App and web page records:
★ ★ ★

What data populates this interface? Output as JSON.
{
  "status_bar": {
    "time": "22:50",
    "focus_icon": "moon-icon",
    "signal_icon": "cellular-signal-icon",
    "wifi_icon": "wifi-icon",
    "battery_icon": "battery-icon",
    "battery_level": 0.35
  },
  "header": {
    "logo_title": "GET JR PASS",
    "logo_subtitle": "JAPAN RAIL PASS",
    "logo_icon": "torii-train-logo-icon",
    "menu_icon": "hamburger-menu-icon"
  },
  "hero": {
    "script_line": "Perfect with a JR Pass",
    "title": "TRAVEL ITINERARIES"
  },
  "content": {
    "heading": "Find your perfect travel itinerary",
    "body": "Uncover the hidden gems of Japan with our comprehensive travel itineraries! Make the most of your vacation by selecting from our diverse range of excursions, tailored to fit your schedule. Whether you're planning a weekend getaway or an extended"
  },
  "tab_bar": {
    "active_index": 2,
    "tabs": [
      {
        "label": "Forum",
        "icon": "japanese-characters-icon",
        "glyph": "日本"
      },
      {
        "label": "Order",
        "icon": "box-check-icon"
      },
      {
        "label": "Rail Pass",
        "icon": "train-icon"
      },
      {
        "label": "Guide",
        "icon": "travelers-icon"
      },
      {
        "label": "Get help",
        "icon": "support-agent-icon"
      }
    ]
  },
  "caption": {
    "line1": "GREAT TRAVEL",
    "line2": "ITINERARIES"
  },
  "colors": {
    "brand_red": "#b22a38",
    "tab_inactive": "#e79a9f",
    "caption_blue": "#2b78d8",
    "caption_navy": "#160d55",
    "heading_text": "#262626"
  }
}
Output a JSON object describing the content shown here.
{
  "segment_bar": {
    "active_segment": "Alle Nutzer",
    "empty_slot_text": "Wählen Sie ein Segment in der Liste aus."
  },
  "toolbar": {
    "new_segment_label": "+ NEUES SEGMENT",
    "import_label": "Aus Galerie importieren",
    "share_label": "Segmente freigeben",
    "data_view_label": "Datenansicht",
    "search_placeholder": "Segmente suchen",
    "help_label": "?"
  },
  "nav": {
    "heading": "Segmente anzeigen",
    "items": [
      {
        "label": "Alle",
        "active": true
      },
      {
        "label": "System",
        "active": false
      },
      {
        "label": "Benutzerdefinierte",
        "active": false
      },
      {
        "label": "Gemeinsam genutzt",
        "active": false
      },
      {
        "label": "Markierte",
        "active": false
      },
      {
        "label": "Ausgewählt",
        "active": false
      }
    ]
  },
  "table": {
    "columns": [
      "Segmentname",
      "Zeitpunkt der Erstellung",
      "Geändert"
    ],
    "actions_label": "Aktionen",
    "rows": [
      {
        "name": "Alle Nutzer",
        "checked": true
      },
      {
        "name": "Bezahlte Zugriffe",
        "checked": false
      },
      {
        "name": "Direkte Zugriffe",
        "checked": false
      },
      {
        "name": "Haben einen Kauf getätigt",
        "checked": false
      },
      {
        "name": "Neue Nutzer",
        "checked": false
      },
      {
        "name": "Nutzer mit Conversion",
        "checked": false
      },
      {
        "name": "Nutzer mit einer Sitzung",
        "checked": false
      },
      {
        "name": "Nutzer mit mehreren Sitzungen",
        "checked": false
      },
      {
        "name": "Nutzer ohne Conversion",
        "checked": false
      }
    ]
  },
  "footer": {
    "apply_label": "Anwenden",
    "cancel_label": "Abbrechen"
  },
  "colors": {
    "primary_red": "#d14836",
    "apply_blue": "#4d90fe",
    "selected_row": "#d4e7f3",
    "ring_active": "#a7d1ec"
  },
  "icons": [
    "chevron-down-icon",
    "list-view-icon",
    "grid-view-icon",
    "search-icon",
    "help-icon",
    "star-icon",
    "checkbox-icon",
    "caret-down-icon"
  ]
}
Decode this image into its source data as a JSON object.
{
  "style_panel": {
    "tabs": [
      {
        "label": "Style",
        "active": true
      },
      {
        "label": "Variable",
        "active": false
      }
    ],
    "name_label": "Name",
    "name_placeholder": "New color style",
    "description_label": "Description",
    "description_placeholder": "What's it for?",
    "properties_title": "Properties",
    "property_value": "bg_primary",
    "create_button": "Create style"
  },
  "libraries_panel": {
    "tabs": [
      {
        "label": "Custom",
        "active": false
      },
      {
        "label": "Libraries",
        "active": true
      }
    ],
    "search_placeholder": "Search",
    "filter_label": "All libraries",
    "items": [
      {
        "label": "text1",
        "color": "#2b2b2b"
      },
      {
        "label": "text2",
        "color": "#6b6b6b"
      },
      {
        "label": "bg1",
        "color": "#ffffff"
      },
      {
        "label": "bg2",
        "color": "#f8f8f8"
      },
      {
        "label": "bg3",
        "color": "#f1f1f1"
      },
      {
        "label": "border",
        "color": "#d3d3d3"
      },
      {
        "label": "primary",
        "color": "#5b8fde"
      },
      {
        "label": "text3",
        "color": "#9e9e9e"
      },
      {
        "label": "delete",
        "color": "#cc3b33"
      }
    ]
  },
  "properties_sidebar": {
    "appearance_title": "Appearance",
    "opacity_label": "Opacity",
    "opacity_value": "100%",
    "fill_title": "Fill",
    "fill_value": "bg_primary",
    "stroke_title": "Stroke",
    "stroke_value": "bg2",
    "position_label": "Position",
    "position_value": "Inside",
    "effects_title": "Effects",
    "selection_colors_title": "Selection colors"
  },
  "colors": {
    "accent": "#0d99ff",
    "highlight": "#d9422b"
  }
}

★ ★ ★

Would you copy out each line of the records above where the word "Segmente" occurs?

### RESULT:
    "share_label": "Segmente freigeben",
    "search_placeholder": "Segmente suchen",
    "heading": "Segmente anzeigen",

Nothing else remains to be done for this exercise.